Start of Data shown

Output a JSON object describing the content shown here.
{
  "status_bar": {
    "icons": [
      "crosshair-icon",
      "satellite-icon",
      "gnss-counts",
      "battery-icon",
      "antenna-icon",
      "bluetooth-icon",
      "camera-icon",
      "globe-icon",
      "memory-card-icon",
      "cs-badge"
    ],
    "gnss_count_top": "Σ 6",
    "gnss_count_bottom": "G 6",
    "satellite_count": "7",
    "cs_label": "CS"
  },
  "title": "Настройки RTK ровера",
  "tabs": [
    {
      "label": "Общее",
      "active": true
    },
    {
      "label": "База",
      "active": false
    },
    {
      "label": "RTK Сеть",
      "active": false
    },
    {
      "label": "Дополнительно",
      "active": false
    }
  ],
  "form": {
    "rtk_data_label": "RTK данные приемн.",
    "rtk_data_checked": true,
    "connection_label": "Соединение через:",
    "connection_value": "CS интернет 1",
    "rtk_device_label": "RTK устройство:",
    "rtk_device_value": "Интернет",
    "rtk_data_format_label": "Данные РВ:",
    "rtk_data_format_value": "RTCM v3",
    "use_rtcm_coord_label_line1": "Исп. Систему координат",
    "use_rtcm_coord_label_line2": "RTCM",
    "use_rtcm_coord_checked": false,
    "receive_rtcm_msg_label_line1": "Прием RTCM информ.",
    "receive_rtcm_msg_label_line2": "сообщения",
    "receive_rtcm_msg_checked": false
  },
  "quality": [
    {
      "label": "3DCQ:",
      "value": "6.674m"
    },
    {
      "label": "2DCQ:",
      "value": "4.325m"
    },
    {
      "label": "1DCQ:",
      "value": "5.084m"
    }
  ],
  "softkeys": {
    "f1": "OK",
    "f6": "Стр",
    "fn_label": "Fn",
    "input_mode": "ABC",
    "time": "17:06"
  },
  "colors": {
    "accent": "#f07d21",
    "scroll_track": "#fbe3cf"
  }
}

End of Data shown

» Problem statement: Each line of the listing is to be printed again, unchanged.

» Solution for this exercise:
Output a JSON object describing the content shown here.
{
  "status_bar": {
    "icons": [
      "crosshair-icon",
      "satellite-icon",
      "gnss-counts",
      "battery-icon",
      "antenna-icon",
      "bluetooth-icon",
      "camera-icon",
      "globe-icon",
      "memory-card-icon",
      "cs-badge"
    ],
    "gnss_count_top": "Σ 6",
    "gnss_count_bottom": "G 6",
    "satellite_count": "7",
    "cs_label": "CS"
  },
  "title": "Настройки RTK ровера",
  "tabs": [
    {
      "label": "Общее",
      "active": true
    },
    {
      "label": "База",
      "active": false
    },
    {
      "label": "RTK Сеть",
      "active": false
    },
    {
      "label": "Дополнительно",
      "active": false
    }
  ],
  "form": {
    "rtk_data_label": "RTK данные приемн.",
    "rtk_data_checked": true,
    "connection_label": "Соединение через:",
    "connection_value": "CS интернет 1",
    "rtk_device_label": "RTK устройство:",
    "rtk_device_value": "Интернет",
    "rtk_data_format_label": "Данные РВ:",
    "rtk_data_format_value": "RTCM v3",
    "use_rtcm_coord_label_line1": "Исп. Систему координат",
    "use_rtcm_coord_label_line2": "RTCM",
    "use_rtcm_coord_checked": false,
    "receive_rtcm_msg_label_line1": "Прием RTCM информ.",
    "receive_rtcm_msg_label_line2": "сообщения",
    "receive_rtcm_msg_checked": false
  },
  "quality": [
    {
      "label": "3DCQ:",
      "value": "6.674m"
    },
    {
      "label": "2DCQ:",
      "value": "4.325m"
    },
    {
      "label": "1DCQ:",
      "value": "5.084m"
    }
  ],
  "softkeys": {
    "f1": "OK",
    "f6": "Стр",
    "fn_label": "Fn",
    "input_mode": "ABC",
    "time": "17:06"
  },
  "colors": {
    "accent": "#f07d21",
    "scroll_track": "#fbe3cf"
  }
}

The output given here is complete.